Records provided
Content starts

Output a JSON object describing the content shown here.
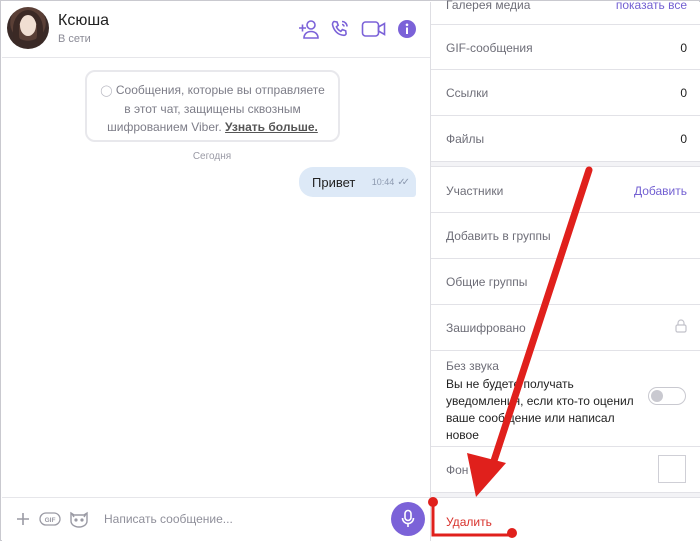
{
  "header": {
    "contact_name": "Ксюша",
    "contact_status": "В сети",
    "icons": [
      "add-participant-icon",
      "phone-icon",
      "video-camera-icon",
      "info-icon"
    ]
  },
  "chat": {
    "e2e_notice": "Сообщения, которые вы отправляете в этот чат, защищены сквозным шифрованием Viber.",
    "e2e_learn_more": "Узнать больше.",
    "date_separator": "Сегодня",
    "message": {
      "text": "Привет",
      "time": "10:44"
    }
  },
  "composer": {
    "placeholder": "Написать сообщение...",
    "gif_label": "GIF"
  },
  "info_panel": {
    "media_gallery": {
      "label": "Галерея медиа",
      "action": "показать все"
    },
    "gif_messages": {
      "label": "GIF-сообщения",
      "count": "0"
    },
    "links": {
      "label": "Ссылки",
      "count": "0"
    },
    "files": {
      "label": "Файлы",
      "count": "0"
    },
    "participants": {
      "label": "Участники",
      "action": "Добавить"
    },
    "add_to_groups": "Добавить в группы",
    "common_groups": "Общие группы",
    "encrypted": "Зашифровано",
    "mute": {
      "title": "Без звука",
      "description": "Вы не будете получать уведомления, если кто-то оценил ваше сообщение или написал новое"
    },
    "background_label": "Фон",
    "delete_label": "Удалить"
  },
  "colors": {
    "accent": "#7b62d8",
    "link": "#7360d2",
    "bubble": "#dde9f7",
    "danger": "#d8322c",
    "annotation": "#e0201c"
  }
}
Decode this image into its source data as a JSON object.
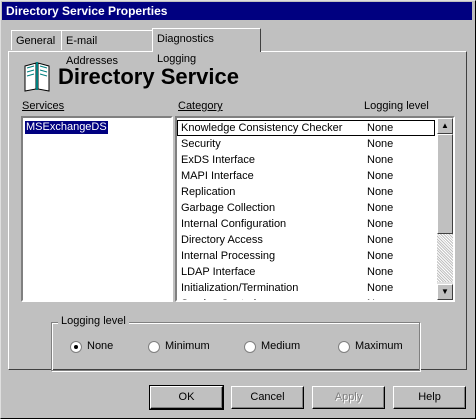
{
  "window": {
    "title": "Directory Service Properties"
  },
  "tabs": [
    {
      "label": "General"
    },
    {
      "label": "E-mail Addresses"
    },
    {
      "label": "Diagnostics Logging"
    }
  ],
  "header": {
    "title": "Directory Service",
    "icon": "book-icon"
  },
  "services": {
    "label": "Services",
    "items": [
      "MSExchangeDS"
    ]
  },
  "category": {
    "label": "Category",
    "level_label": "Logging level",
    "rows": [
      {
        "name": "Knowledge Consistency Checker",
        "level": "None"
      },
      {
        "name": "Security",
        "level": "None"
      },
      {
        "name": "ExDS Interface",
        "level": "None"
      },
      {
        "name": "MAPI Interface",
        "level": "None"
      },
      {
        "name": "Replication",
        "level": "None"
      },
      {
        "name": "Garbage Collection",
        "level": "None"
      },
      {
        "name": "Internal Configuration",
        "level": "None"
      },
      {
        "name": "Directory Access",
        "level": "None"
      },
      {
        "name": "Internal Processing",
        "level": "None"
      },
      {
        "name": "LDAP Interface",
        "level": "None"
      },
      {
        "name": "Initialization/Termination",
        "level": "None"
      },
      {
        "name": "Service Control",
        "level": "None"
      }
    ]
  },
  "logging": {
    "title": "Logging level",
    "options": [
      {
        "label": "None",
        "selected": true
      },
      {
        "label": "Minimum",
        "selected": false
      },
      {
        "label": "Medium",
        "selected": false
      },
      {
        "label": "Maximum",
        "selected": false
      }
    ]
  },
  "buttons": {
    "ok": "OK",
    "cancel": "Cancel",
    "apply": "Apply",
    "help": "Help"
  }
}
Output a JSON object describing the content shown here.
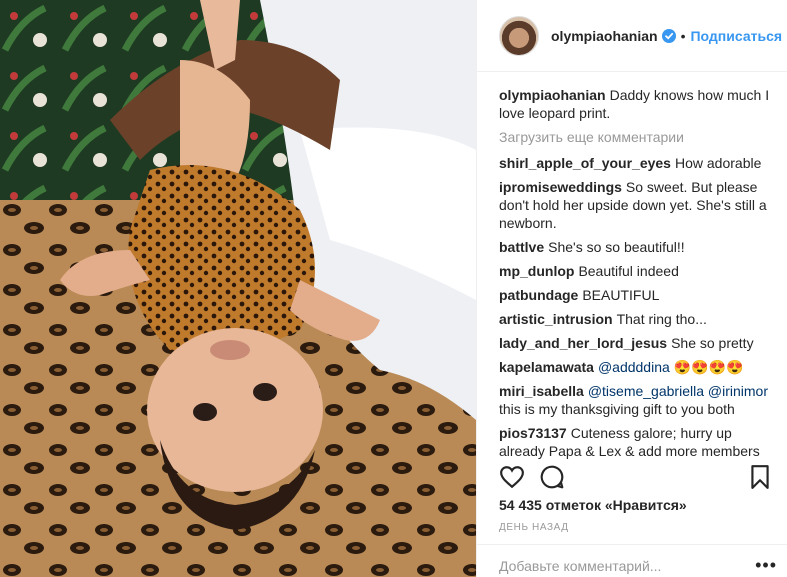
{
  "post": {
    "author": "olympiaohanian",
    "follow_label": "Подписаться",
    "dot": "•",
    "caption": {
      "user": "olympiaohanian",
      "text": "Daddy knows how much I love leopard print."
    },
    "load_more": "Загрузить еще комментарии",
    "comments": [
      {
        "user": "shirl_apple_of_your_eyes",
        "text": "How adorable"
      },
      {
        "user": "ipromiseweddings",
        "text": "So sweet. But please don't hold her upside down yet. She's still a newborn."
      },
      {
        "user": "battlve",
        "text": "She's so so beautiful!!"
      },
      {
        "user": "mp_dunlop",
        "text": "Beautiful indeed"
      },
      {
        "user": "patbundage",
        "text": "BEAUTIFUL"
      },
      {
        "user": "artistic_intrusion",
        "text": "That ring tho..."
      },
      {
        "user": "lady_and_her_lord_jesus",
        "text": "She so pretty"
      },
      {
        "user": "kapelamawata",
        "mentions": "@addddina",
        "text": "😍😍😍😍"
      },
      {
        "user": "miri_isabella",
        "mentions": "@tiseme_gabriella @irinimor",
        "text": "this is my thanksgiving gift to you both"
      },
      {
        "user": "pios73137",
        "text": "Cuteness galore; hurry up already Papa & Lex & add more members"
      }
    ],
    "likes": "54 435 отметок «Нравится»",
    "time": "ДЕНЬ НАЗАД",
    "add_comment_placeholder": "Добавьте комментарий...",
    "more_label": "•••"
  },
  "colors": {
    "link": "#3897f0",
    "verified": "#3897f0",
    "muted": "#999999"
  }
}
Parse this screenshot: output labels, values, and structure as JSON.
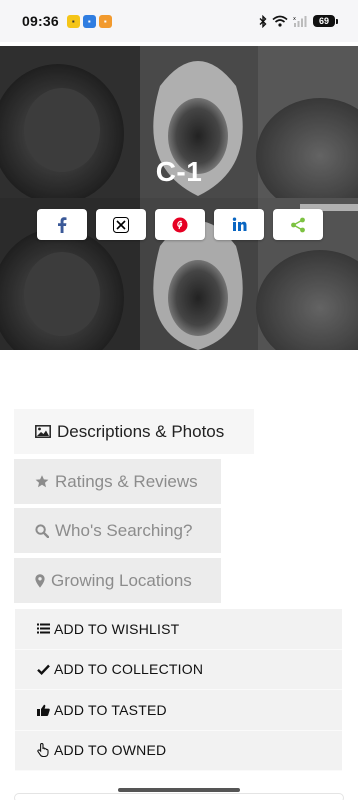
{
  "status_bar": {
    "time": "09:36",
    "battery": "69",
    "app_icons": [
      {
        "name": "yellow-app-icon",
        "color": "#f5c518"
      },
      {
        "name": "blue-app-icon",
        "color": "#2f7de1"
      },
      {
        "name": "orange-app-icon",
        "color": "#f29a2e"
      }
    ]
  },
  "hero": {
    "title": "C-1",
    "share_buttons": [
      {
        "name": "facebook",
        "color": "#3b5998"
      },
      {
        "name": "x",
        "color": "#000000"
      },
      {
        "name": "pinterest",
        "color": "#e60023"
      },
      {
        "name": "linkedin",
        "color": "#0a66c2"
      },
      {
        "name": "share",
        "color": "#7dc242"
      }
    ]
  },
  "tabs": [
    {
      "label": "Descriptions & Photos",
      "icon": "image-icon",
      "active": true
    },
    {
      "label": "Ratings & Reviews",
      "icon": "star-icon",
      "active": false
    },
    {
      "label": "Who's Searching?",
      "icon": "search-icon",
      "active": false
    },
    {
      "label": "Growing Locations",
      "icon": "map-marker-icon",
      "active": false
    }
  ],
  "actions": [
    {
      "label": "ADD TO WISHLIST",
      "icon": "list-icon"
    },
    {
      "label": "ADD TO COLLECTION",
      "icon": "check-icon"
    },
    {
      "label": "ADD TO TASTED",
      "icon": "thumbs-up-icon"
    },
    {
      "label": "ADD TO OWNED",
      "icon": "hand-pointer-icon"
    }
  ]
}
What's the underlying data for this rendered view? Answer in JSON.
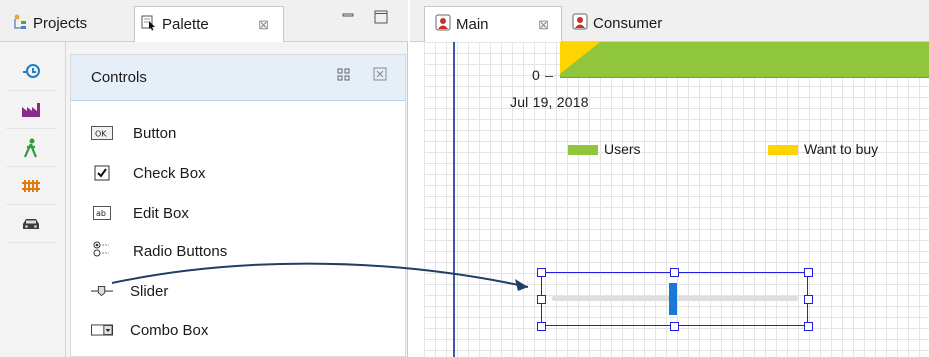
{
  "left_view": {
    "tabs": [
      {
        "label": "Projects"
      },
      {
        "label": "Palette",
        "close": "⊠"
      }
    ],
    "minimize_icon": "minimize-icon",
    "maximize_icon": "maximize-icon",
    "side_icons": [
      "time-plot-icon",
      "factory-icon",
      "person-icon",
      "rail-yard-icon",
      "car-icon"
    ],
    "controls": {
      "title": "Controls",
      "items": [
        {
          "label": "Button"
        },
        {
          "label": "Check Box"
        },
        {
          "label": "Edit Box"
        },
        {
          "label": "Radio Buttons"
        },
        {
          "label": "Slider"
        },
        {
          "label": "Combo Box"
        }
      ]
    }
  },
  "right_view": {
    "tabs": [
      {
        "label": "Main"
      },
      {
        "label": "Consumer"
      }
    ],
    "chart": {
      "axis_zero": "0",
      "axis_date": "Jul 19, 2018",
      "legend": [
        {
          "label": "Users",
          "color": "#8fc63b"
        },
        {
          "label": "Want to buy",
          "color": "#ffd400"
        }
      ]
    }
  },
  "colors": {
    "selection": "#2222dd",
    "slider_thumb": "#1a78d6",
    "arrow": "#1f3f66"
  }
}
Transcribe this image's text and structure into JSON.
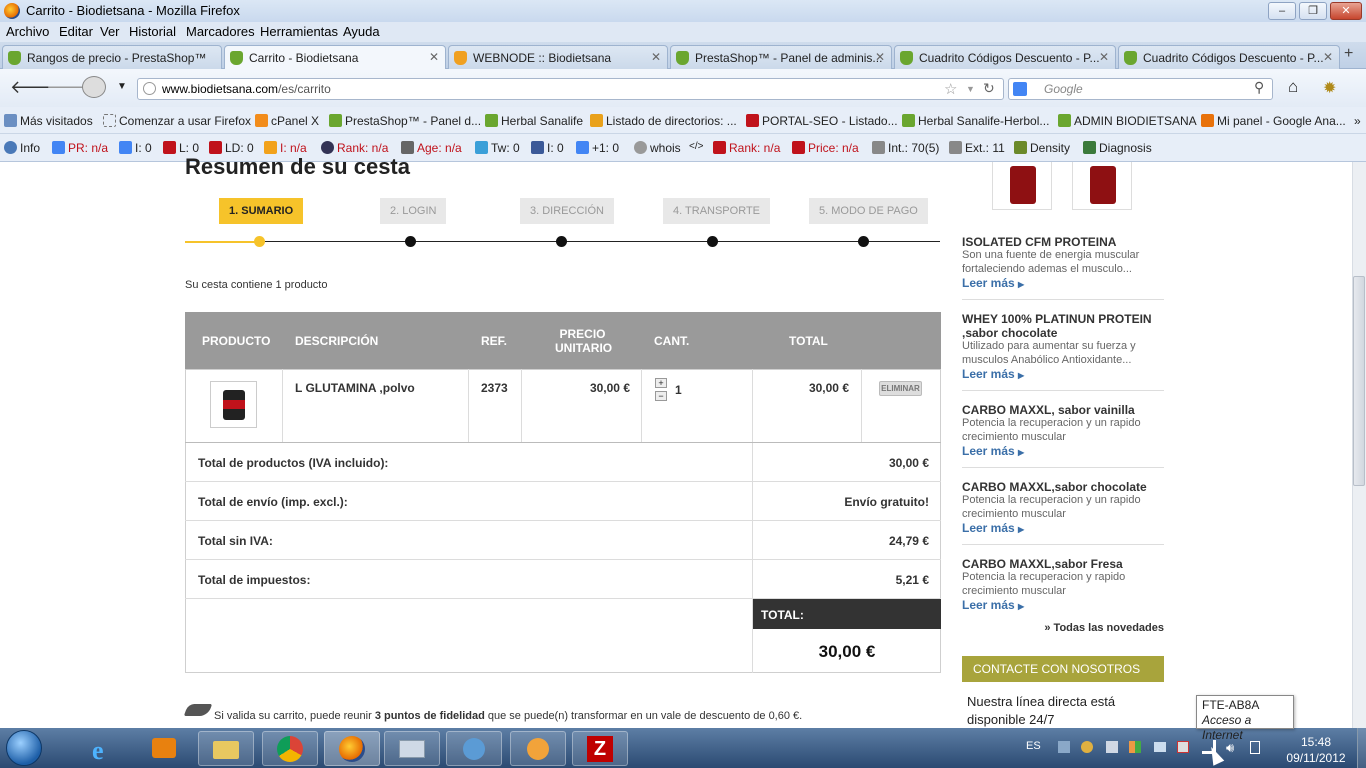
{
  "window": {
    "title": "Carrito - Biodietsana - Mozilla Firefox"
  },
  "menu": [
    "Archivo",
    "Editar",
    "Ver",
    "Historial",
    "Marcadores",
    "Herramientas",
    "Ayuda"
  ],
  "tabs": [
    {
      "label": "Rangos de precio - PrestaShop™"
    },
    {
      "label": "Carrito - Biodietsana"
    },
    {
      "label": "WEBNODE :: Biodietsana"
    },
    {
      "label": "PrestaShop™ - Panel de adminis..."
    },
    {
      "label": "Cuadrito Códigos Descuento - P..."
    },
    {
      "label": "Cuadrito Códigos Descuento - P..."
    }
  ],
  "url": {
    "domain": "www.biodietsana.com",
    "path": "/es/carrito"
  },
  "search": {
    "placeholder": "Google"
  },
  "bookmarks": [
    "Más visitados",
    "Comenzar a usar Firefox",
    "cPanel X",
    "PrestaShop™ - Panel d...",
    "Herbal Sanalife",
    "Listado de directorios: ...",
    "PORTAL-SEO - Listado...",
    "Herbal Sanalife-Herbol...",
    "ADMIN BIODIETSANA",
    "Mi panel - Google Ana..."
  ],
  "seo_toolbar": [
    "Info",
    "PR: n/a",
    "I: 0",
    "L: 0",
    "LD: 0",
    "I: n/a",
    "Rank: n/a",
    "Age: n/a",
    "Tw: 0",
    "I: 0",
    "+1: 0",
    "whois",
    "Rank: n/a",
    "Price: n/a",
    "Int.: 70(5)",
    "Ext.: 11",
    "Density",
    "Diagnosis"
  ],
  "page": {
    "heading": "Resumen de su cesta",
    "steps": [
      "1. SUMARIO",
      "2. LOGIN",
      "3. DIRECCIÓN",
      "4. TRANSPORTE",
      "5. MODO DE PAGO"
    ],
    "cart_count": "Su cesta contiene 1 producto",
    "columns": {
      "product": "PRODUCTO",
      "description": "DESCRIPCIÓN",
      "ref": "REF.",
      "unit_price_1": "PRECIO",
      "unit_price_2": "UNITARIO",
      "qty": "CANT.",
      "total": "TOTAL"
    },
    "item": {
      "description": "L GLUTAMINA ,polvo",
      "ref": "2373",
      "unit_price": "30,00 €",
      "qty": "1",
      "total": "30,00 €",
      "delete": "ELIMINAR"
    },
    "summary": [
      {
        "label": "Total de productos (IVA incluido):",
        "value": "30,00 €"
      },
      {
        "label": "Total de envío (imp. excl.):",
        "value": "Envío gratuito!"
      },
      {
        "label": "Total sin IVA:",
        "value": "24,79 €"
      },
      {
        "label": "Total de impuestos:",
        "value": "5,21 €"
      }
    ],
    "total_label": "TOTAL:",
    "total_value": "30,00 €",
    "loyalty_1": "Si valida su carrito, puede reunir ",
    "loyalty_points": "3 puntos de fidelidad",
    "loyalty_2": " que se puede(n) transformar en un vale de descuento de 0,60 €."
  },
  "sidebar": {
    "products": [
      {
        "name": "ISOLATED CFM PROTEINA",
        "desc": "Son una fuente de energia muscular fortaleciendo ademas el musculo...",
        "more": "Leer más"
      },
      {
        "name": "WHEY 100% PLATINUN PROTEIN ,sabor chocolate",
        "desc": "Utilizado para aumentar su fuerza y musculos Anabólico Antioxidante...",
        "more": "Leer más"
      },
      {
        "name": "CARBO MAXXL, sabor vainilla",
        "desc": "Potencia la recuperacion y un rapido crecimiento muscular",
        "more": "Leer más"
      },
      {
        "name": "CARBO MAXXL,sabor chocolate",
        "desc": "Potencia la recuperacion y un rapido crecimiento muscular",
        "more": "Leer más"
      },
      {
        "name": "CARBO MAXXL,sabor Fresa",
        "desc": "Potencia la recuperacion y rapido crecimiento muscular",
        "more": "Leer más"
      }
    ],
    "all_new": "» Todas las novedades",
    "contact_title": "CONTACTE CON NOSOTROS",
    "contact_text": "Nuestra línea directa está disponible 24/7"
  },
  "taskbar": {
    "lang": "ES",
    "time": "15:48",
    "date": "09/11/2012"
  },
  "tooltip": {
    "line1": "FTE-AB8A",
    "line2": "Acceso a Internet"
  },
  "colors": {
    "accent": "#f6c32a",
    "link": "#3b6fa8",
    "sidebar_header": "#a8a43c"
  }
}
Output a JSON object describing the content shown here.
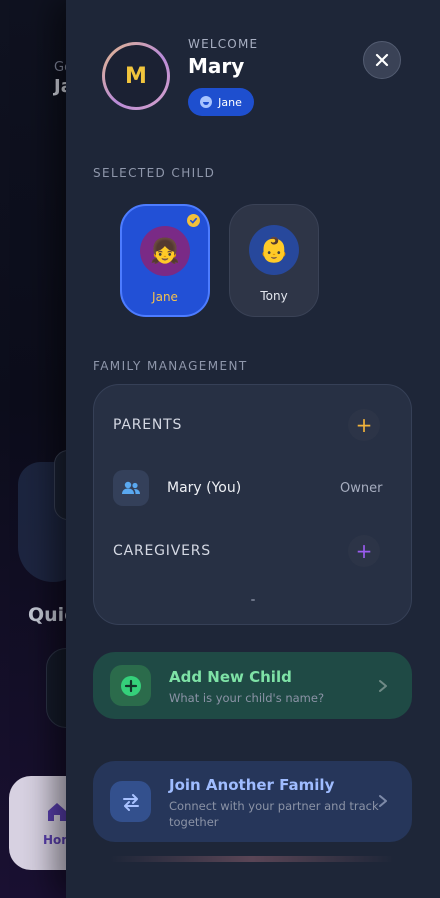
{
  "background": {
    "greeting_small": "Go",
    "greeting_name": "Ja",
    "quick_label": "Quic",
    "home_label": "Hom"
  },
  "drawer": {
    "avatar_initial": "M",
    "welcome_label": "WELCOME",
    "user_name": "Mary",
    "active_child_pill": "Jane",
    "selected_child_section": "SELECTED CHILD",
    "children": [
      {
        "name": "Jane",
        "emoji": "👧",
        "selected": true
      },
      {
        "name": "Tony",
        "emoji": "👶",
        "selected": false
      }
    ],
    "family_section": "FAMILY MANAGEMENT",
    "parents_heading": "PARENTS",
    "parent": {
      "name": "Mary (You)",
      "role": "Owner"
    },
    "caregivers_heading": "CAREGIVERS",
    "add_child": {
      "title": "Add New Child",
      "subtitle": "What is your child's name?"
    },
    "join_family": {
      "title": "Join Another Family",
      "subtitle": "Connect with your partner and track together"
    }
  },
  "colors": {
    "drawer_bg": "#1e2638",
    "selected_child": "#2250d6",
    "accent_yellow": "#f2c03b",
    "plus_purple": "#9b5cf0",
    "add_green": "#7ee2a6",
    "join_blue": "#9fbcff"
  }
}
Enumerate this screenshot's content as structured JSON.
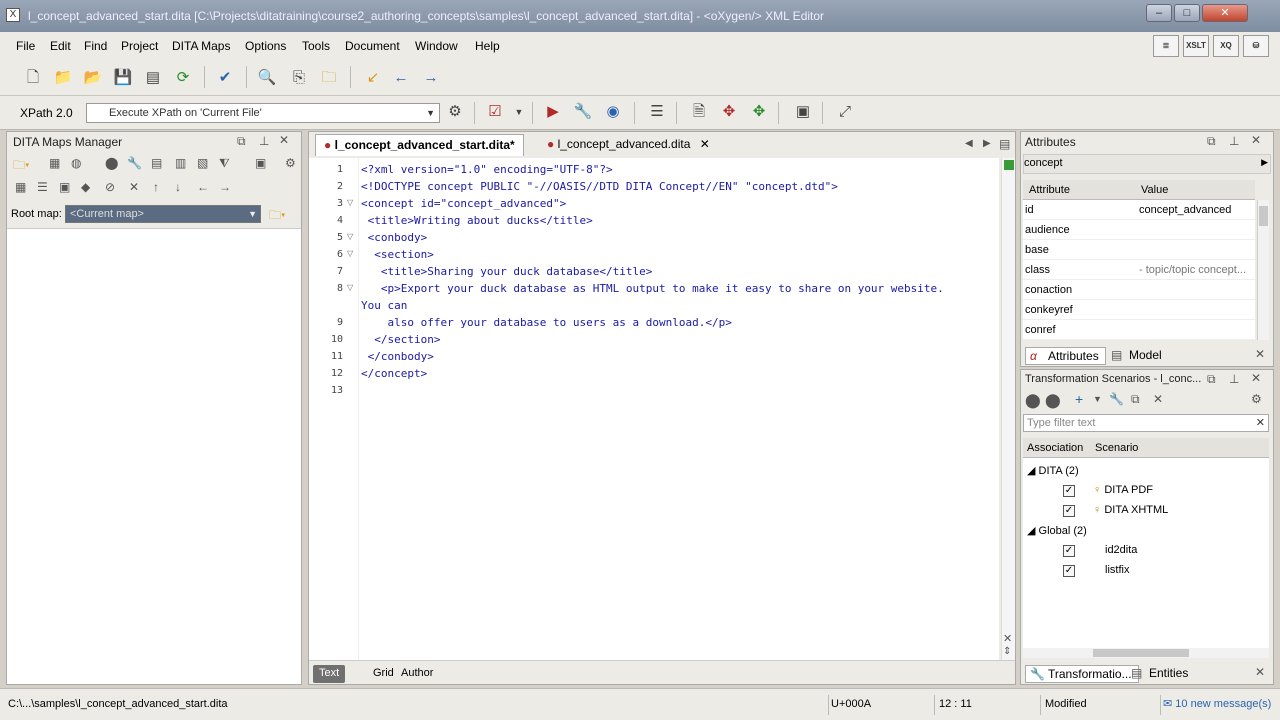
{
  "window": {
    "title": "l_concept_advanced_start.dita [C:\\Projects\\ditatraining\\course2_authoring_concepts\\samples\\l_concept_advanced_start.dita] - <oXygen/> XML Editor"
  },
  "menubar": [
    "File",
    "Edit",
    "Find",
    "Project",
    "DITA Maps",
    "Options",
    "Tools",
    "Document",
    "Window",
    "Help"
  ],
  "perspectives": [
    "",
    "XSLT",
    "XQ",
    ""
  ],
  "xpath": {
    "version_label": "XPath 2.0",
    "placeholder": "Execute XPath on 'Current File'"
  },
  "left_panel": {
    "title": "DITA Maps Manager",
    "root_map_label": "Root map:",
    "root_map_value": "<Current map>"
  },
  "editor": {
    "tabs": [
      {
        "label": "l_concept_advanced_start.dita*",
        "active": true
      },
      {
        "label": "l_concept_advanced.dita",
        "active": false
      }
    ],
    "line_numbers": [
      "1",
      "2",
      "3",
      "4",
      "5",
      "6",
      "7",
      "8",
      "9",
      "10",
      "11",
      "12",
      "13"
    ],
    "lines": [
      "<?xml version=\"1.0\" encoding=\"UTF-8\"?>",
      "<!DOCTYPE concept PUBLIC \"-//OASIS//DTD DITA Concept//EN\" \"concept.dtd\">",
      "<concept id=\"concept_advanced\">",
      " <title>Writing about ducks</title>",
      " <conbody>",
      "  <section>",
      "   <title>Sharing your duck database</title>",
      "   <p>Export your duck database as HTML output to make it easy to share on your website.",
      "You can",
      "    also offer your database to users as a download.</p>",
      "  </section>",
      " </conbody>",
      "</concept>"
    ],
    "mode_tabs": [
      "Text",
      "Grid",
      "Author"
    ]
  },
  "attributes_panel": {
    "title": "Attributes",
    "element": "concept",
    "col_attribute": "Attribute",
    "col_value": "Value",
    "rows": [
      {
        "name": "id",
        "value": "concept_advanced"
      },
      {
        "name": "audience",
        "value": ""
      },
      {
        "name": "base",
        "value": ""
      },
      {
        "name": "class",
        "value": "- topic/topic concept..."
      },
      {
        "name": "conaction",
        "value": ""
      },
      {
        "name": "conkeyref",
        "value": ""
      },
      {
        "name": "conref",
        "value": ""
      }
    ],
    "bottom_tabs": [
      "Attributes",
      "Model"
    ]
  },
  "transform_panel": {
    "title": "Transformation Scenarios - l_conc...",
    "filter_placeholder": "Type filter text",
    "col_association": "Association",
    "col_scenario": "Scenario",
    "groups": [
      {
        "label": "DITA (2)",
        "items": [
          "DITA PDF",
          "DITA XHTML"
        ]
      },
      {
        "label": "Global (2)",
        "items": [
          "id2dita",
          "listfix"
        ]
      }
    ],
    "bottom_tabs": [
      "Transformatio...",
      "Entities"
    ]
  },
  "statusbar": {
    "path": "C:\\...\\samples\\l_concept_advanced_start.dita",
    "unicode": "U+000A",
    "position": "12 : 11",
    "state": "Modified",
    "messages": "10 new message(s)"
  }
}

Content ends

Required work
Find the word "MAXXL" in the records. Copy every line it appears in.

Written reply
        "name": "CARBO MAXXL, sabor vainilla",
        "name": "CARBO MAXXL,sabor chocolate",
        "name": "CARBO MAXXL,sabor Fresa",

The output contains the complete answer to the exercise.